Police Liaison – January Meeting
The Fulham Supporters’ Trust has a place on the Metropolitan Police Football Unit Independent Advisory Group (IAG), which last convened on 18th January. The following are our notes of the meeting.
This was the third meeting of the IAG set up to allow volunteers from every football club in the 32 London Boroughs to offer independent advice, which may help the police to provide a better service in their communities.
It acts as a forum where the independent advisors can together act as a ‘critical friend’ to the Police Force and offer advice on development and review of policy, procedure and practices identified by both partners. They are not party political and draw on a wide range of volunteers with a variety of perspectives. The first two meetings were largely administrative, and this most recent one was more in-depth and informative. Sue Couch represented the Fulham Supporters’ Trust. The agenda included:
- a detailed presentation on how matches are categorised and scheduled.
- information sharing between police and clubs
- scope of the police remit at games
- the roles of police compared to those of stewards.
Football matches are categorised using a computerised scoring system which takes into account the following and more:
- the teams playing
- time of KO
- type of game played e.g. local derby
- recent incidents of disorder
- intelligence gathered
- the judgement of the Match Commander.
Depending on the level of risk, up to 400 officers can be used for a single match. We were strongly advised that matches in London are not over-resourced.
The Central Policing Unit links in with the Borough Forces. Contrary to a common belief, the home club does not pay for all the police on duty, only for those on the ‘footprint’ of the club, generally inside the ground itself. The rest are paid for by public funds.
‘Intell’ comes from information from various sources that is put into the system and evaluated. With regard to kick-off times, which as we know are frequently changed to suit TV schedules, the Police can object, but they do not make decisions around this or any other aspects of managing the match in terms of numbers of away fans, etc. On the other hand, the Local Authority Special Advisory Groups are very involved and can reduce the away support quantity if they think it necessary.
Incidents and arrests are counted as being football-related if they occur 24 hours either side of kick off, and can be away from the actual match location. If the incident has a tribal element it will be considered football-related. For example, this would apply if Newcastle fans return from a London match and fight with Sunderland fans. The nature of any offence is decided by legislation in the Football Supporters’ Act.
Most arrests are for possession of drugs.
We discussed information-sharing between police and football clubs. The police have a duty to report any relevant contact, such as arrest of a fan, back to the club, and then it is the Club’s decision what action, if any, should be taken.
Football banning orders are regarded as a preventative measure – not a punishment. There are new initiatives and types of banning order and young people who have been served with these might these days be referred to Youth Diversion and Youth Intervention Groups – which are important to prevent young supporters becoming risk supporters/gang members.

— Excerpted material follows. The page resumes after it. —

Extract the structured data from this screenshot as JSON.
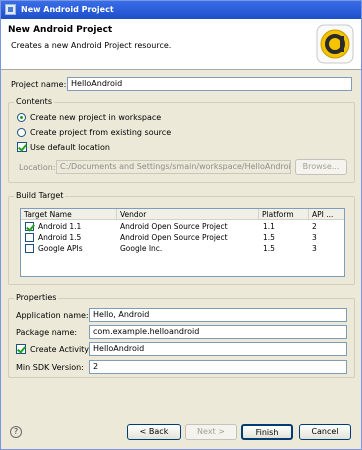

This could involve taking part in shadowing stewards at games, to see things from the other side, and other interventional steps.
Please do share any comments, thoughts or suggestions that you have that would be suitable for taking forward to the IAG by contacting us or emailing firstname.lastname@example.org Please include IAG in the subject heading.